Rodale Plans Second Edition of Men's Health Living
Building on the success of the first edition in December 2007, Rodale is trotting out another special issue of Men's Health Living, a shelter and lifestyle magazine with a newsstand price of $5.99. The first edition sold half of its newsstand run of 375,000--considered a highly successful debut, and prompting the company to plan an expanded run of 450,000 for the second round. Last year, the brand also published a special fashion insert on jeans called the Denim Guide.
McPheters Finds Increase In Public Readership
Magazines in public places like doctors' offices and lobbies make up roughly half of all magazine reading time, according to McPheters & Co., which conducted a study of public readership last year, supplemented by a survey of 2,700 people via mail this April. McPheters also found that 87% of people who read magazines in public said they pay as much attention to these issues as they do to ones delivered to their homes. The study may give a boost to magazine publishers that make heavy use of public-place distribution to boost their total circulation figures. Traditionally, advertisers have been skeptical of public-place copies, which fall under the "verified circulation" category in FAS-FAX reports from the Audit Bureau of Circulations. They sometimes accuse publishers of simply using them to inflate their circulation figures.

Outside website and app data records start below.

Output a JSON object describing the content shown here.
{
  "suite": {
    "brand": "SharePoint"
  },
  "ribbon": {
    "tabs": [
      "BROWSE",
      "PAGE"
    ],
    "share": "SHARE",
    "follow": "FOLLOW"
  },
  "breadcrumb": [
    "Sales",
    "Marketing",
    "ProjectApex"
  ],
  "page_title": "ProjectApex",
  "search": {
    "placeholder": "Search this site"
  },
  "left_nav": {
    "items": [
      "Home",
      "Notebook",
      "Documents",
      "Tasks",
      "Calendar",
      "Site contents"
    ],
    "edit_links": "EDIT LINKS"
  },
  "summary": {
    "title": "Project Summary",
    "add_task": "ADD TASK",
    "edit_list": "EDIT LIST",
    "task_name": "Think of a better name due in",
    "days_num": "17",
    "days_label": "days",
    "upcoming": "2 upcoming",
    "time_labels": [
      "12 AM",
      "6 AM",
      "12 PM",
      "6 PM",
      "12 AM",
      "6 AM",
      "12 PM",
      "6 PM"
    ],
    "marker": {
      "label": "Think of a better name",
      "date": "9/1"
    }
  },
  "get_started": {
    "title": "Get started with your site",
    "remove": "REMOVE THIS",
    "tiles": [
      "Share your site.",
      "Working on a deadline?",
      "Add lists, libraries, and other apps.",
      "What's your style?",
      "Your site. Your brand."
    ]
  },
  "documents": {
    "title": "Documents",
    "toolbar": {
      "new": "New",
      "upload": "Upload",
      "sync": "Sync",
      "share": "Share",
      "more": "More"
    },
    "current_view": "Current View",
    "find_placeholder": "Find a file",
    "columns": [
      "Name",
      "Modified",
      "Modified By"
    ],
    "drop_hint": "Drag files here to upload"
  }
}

BusinessWeek Launches... Food Blog?
Yes, executives are people, too. Guessing that its readers like good food as much as anyone--maybe more, if they have a corporate credit card--BusinessWeek.com is launching a blog called "Working Lunch" by senior writer Michael Orey, who usually covers legal affairs. The blog will cover the high and low ends of dining. Orey will write about meals, restaurants and recipes.
Forbes Publisher Steps Down
Jim Berrien is giving up his roles as president and publisher for the Forbes Magazine Group, effective by the end of the year. Berrien will continue with the company as chairman of Forbes magazine. His departure comes after a tough first half of the year for the magazine, which is suffering from the same secular downturn affecting other business titles. During January-June, ad pages fell 12.6% to 1,307, according to the Publishers Information Bureau. Similarly, BusinessWeek is down 14.8%, Entrepreneur 4.3%, Fortune Small Business 14.3%, Kiplinger's Personal Finance 15.3%, and SmartMoney 21.9%.